_WHAT IS EXPECTED_
Nothing in the records may change when you print them out again.

_EXTRACTED RECORDS_
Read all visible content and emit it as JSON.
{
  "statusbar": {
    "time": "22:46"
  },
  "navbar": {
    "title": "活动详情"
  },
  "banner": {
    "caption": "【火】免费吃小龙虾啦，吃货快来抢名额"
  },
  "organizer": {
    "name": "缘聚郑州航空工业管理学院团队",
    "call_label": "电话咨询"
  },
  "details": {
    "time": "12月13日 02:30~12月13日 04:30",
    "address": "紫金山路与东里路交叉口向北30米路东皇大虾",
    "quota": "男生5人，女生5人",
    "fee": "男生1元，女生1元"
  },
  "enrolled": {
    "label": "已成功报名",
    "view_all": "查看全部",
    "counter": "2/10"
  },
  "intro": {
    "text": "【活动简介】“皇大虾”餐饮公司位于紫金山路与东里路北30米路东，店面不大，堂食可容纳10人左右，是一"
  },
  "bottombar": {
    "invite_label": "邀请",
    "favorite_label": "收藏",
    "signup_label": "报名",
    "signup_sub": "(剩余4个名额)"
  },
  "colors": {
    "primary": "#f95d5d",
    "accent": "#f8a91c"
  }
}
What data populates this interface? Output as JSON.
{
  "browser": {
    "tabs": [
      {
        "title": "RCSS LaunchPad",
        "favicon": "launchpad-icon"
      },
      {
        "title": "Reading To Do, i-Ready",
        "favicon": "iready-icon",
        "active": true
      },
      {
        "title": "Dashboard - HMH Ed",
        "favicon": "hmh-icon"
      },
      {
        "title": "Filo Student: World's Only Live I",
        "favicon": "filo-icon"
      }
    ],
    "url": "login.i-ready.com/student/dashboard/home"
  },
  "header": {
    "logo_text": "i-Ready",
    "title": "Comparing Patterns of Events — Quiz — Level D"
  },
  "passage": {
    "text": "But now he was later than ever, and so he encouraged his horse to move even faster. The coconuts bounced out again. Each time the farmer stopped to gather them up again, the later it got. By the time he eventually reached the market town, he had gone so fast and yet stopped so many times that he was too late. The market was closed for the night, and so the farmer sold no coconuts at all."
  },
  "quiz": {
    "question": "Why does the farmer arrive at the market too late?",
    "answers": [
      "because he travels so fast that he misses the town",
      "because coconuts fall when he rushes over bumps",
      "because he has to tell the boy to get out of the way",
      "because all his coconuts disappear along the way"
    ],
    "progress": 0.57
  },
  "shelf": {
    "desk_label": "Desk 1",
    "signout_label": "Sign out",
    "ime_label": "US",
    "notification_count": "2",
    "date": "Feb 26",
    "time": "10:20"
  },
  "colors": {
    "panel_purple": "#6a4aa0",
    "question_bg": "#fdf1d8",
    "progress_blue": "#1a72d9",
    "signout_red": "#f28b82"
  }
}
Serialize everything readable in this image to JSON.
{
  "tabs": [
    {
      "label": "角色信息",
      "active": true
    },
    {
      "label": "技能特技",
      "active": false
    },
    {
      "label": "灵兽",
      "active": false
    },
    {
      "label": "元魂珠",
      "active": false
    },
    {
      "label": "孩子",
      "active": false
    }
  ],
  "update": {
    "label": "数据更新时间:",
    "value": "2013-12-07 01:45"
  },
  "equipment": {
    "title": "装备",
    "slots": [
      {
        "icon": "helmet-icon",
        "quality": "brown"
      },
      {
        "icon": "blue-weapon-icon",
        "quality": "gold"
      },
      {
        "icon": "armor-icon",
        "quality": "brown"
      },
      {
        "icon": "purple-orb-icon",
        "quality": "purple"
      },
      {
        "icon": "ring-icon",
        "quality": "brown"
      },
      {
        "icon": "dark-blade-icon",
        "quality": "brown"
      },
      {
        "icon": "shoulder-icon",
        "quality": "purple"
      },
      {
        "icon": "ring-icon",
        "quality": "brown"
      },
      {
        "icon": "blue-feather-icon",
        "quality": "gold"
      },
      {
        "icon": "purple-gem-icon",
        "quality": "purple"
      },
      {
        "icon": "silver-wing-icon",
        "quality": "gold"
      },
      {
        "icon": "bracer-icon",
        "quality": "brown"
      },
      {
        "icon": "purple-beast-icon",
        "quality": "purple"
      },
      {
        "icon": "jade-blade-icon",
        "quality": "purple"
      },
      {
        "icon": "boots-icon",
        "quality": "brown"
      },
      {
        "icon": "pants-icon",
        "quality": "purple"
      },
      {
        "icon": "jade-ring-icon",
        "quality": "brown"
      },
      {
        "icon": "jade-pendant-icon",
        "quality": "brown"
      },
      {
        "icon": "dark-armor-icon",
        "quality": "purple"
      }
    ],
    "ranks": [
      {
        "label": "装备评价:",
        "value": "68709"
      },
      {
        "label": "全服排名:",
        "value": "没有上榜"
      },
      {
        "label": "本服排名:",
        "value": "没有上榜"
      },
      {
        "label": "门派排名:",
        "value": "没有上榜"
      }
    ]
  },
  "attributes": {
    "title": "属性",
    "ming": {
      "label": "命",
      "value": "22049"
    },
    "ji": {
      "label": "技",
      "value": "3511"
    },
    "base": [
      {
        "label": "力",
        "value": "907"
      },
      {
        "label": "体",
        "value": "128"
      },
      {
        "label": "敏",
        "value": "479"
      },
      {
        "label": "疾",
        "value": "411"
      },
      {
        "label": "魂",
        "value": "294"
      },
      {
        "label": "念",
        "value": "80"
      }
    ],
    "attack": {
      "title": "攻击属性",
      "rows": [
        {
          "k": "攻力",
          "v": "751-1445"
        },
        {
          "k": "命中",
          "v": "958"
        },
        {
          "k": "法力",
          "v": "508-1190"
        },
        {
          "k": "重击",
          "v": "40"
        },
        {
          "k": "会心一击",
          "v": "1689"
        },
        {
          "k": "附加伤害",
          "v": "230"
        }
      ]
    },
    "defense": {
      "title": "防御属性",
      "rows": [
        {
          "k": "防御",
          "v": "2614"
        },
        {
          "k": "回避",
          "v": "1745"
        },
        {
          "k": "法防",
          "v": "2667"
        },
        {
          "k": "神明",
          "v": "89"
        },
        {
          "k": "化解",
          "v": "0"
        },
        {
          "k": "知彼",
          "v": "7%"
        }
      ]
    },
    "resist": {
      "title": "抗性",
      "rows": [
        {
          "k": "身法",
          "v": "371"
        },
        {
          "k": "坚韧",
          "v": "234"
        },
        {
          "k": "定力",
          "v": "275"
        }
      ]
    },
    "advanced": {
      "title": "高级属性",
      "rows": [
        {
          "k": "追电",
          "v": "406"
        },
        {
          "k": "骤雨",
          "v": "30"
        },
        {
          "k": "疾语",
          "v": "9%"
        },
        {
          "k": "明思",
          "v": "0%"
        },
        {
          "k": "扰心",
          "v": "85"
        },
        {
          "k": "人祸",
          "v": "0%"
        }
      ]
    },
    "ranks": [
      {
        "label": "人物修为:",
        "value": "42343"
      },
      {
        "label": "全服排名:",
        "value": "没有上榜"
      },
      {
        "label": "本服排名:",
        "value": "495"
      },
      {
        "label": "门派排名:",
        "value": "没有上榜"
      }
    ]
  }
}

_TASK ANSWER_
Read all visible content and emit it as JSON.
{
  "statusbar": {
    "time": "22:46"
  },
  "navbar": {
    "title": "活动详情"
  },
  "banner": {
    "caption": "【火】免费吃小龙虾啦，吃货快来抢名额"
  },
  "organizer": {
    "name": "缘聚郑州航空工业管理学院团队",
    "call_label": "电话咨询"
  },
  "details": {
    "time": "12月13日 02:30~12月13日 04:30",
    "address": "紫金山路与东里路交叉口向北30米路东皇大虾",
    "quota": "男生5人，女生5人",
    "fee": "男生1元，女生1元"
  },
  "enrolled": {
    "label": "已成功报名",
    "view_all": "查看全部",
    "counter": "2/10"
  },
  "intro": {
    "text": "【活动简介】“皇大虾”餐饮公司位于紫金山路与东里路北30米路东，店面不大，堂食可容纳10人左右，是一"
  },
  "bottombar": {
    "invite_label": "邀请",
    "favorite_label": "收藏",
    "signup_label": "报名",
    "signup_sub": "(剩余4个名额)"
  },
  "colors": {
    "primary": "#f95d5d",
    "accent": "#f8a91c"
  }
}
What data populates this interface? Output as JSON.
{
  "browser": {
    "tabs": [
      {
        "title": "RCSS LaunchPad",
        "favicon": "launchpad-icon"
      },
      {
        "title": "Reading To Do, i-Ready",
        "favicon": "iready-icon",
        "active": true
      },
      {
        "title": "Dashboard - HMH Ed",
        "favicon": "hmh-icon"
      },
      {
        "title": "Filo Student: World's Only Live I",
        "favicon": "filo-icon"
      }
    ],
    "url": "login.i-ready.com/student/dashboard/home"
  },
  "header": {
    "logo_text": "i-Ready",
    "title": "Comparing Patterns of Events — Quiz — Level D"
  },
  "passage": {
    "text": "But now he was later than ever, and so he encouraged his horse to move even faster. The coconuts bounced out again. Each time the farmer stopped to gather them up again, the later it got. By the time he eventually reached the market town, he had gone so fast and yet stopped so many times that he was too late. The market was closed for the night, and so the farmer sold no coconuts at all."
  },
  "quiz": {
    "question": "Why does the farmer arrive at the market too late?",
    "answers": [
      "because he travels so fast that he misses the town",
      "because coconuts fall when he rushes over bumps",
      "because he has to tell the boy to get out of the way",
      "because all his coconuts disappear along the way"
    ],
    "progress": 0.57
  },
  "shelf": {
    "desk_label": "Desk 1",
    "signout_label": "Sign out",
    "ime_label": "US",
    "notification_count": "2",
    "date": "Feb 26",
    "time": "10:20"
  },
  "colors": {
    "panel_purple": "#6a4aa0",
    "question_bg": "#fdf1d8",
    "progress_blue": "#1a72d9",
    "signout_red": "#f28b82"
  }
}
Serialize everything readable in this image to JSON.
{
  "tabs": [
    {
      "label": "角色信息",
      "active": true
    },
    {
      "label": "技能特技",
      "active": false
    },
    {
      "label": "灵兽",
      "active": false
    },
    {
      "label": "元魂珠",
      "active": false
    },
    {
      "label": "孩子",
      "active": false
    }
  ],
  "update": {
    "label": "数据更新时间:",
    "value": "2013-12-07 01:45"
  },
  "equipment": {
    "title": "装备",
    "slots": [
      {
        "icon": "helmet-icon",
        "quality": "brown"
      },
      {
        "icon": "blue-weapon-icon",
        "quality": "gold"
      },
      {
        "icon": "armor-icon",
        "quality": "brown"
      },
      {
        "icon": "purple-orb-icon",
        "quality": "purple"
      },
      {
        "icon": "ring-icon",
        "quality": "brown"
      },
      {
        "icon": "dark-blade-icon",
        "quality": "brown"
      },
      {
        "icon": "shoulder-icon",
        "quality": "purple"
      },
      {
        "icon": "ring-icon",
        "quality": "brown"
      },
      {
        "icon": "blue-feather-icon",
        "quality": "gold"
      },
      {
        "icon": "purple-gem-icon",
        "quality": "purple"
      },
      {
        "icon": "silver-wing-icon",
        "quality": "gold"
      },
      {
        "icon": "bracer-icon",
        "quality": "brown"
      },
      {
        "icon": "purple-beast-icon",
        "quality": "purple"
      },
      {
        "icon": "jade-blade-icon",
        "quality": "purple"
      },
      {
        "icon": "boots-icon",
        "quality": "brown"
      },
      {
        "icon": "pants-icon",
        "quality": "purple"
      },
      {
        "icon": "jade-ring-icon",
        "quality": "brown"
      },
      {
        "icon": "jade-pendant-icon",
        "quality": "brown"
      },
      {
        "icon": "dark-armor-icon",
        "quality": "purple"
      }
    ],
    "ranks": [
      {
        "label": "装备评价:",
        "value": "68709"
      },
      {
        "label": "全服排名:",
        "value": "没有上榜"
      },
      {
        "label": "本服排名:",
        "value": "没有上榜"
      },
      {
        "label": "门派排名:",
        "value": "没有上榜"
      }
    ]
  },
  "attributes": {
    "title": "属性",
    "ming": {
      "label": "命",
      "value": "22049"
    },
    "ji": {
      "label": "技",
      "value": "3511"
    },
    "base": [
      {
        "label": "力",
        "value": "907"
      },
      {
        "label": "体",
        "value": "128"
      },
      {
        "label": "敏",
        "value": "479"
      },
      {
        "label": "疾",
        "value": "411"
      },
      {
        "label": "魂",
        "value": "294"
      },
      {
        "label": "念",
        "value": "80"
      }
    ],
    "attack": {
      "title": "攻击属性",
      "rows": [
        {
          "k": "攻力",
          "v": "751-1445"
        },
        {
          "k": "命中",
          "v": "958"
        },
        {
          "k": "法力",
          "v": "508-1190"
        },
        {
          "k": "重击",
          "v": "40"
        },
        {
          "k": "会心一击",
          "v": "1689"
        },
        {
          "k": "附加伤害",
          "v": "230"
        }
      ]
    },
    "defense": {
      "title": "防御属性",
      "rows": [
        {
          "k": "防御",
          "v": "2614"
        },
        {
          "k": "回避",
          "v": "1745"
        },
        {
          "k": "法防",
          "v": "2667"
        },
        {
          "k": "神明",
          "v": "89"
        },
        {
          "k": "化解",
          "v": "0"
        },
        {
          "k": "知彼",
          "v": "7%"
        }
      ]
    },
    "resist": {
      "title": "抗性",
      "rows": [
        {
          "k": "身法",
          "v": "371"
        },
        {
          "k": "坚韧",
          "v": "234"
        },
        {
          "k": "定力",
          "v": "275"
        }
      ]
    },
    "advanced": {
      "title": "高级属性",
      "rows": [
        {
          "k": "追电",
          "v": "406"
        },
        {
          "k": "骤雨",
          "v": "30"
        },
        {
          "k": "疾语",
          "v": "9%"
        },
        {
          "k": "明思",
          "v": "0%"
        },
        {
          "k": "扰心",
          "v": "85"
        },
        {
          "k": "人祸",
          "v": "0%"
        }
      ]
    },
    "ranks": [
      {
        "label": "人物修为:",
        "value": "42343"
      },
      {
        "label": "全服排名:",
        "value": "没有上榜"
      },
      {
        "label": "本服排名:",
        "value": "495"
      },
      {
        "label": "门派排名:",
        "value": "没有上榜"
      }
    ]
  }
}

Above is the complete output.